He pushed up on his arms and tried to stand. Everything was wrong with his body–the shape, the size, the way it felt when he moved. But he took one step, and then another, and the shaaurin didn’t follow. Slowly the alien mind inside his began to fade away. His arms and legs belonged to him again, and he was able to run without stumbling.

He did not look back. No one caught up with him or stopped him. He hid when he heard alien voices. He reached out for his parents with his mind, but they were gone–gone, as if a great wall had fallen between him and them.

Kinsman's Oath

Tears blinded him, but still he ran, along corridors and companionways, until he reached the nearest pod berth. All the pods were still in place, their lights glowing a steady green.

Papa had explained exactly what he had to do. He tapped out a sequence of numbers on the grid above the hatch. The hatch cycled open.

The inside of the escape pod was very large for a child of six, and he felt very small indeed. But he had to get away, for Agent Teklys and for his parents. He could get help and come back for them.

Wriggling his way through the hatch, he settled into the webbing, strapped in and studied the ranks of lights and controls overhead. It was easy to operate an escape pod; all he had to do was remember the sequence of operations. The vessel did the rest.

He followed instructions and watched the lights change color from green to stand-by yellow. The hatch locked. There were several loud clicks as the pod disengaged from its berth, and then the sensation of motion, tumbling, weightlessness. The boy gripped the webbing and shut his eyes very tight.

I did what you told me, Agent Teklys. I got away. Mama, Papa, I’m coming back to get you.

He knew they couldn’t hear him. Someday he might be strong enough to push his thoughts across a big distance, but not yet. “Be patient,” Mama had told him. “You have the gift. Ambros doesn’t, and neither does little Damon. That’s why we’ve brought you, so that you can learn.”

All he had learned was that there were bad shaauri, not like the ones who had adopted Papa. They had taken the ship. They were different from people, but not so different that he hadn’t been able to feel one shaaurin’s thoughts and know that it wanted to hate him for being human.

Just as he ought to hate it for what it had done. But he was suddenly very tired, and couldn’t seem to think of much at all. He left himself drift and imagined the distress signal going out to all the Concordat ships on the border. Pressure increased as the pod’s small engine propelled it on a course for the nearest wormhole to human space. He knew that the stasis field was about to put him into a deep sleep until someone found him.

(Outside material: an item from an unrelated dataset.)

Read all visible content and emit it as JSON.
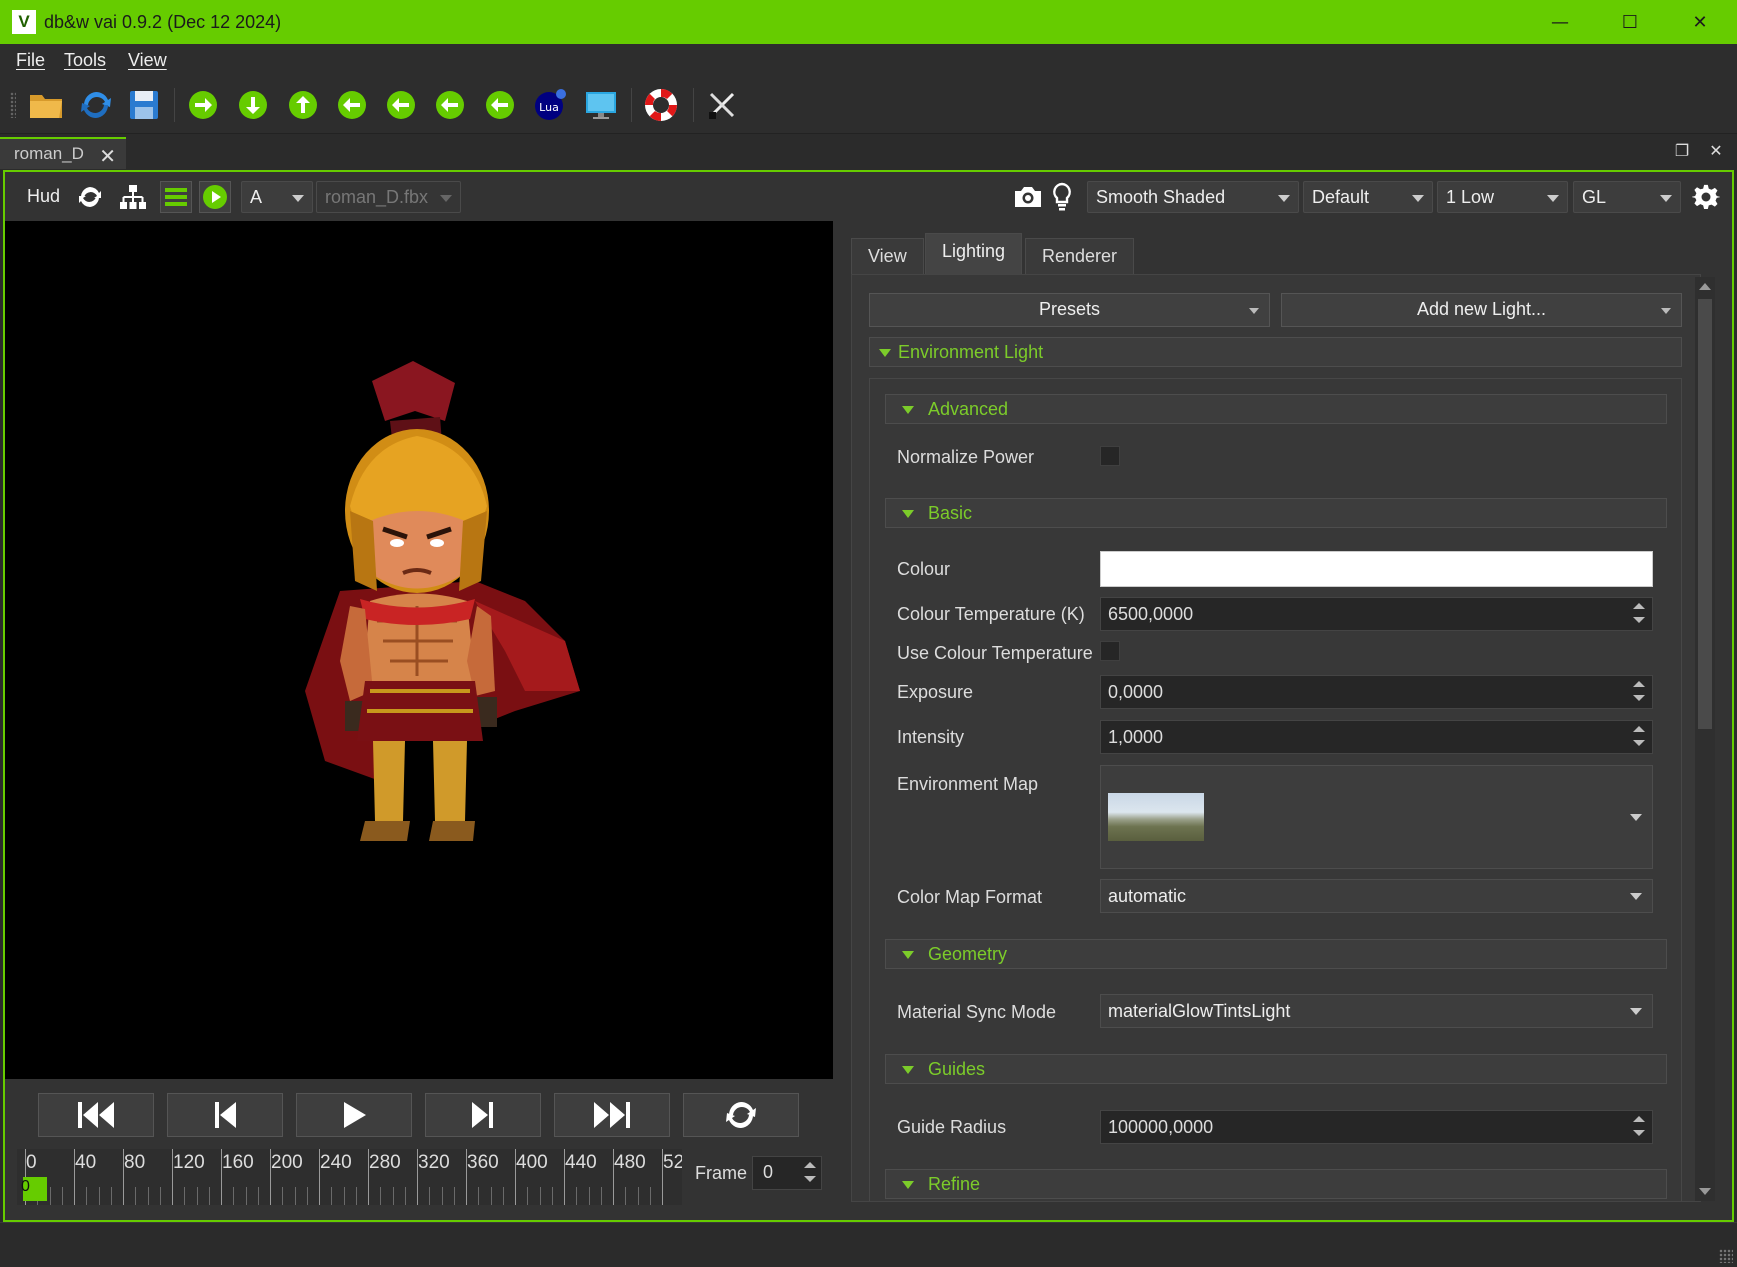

He woke to the sound of something striking the hull of the pod. The display on the pod’s small screen flashed a message: Retrieval imminent. Prepare for docking. The words were very big, but he knew they meant that someone had found him.

The clock said that it hadn’t been very long. The Aphrodite had been deep into shaauri space; he didn’t think there would be many other Concordat ships so close. He waited tensely while the pod was drawn into the ship’s docking bay and the lights turned green again. Gravity sucked him down into the webbing.

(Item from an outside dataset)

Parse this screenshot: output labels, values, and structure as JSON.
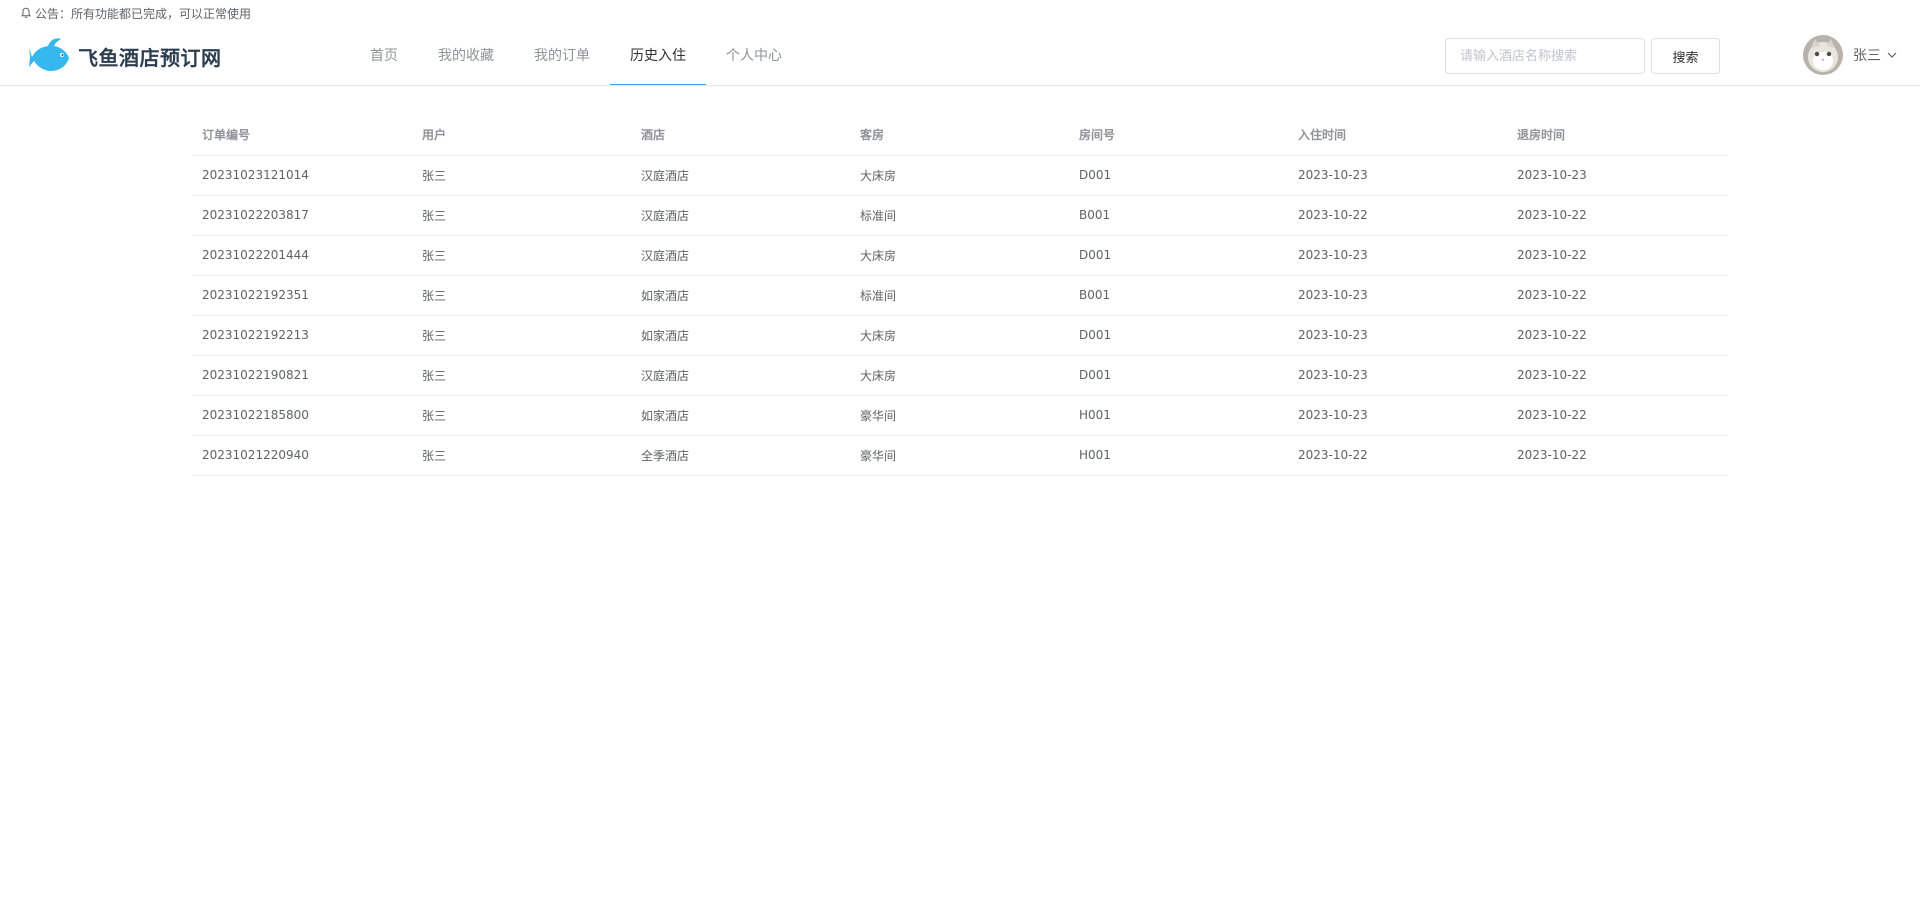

He punched the hatch release. Strangely scented air rushed into the pod, but it was a minute before he recognized the smell.

It was exactly the same as the shaaurin who had tried to capture him.

Too late he tried to close the hatch. A sleek-furred hand reached in and caught at his harness, deftly undoing the clasps. There was no hope of struggle. He was grasped and carried and passed from one set of hands to another until he was set on his feet on an alien deck.

Back to Top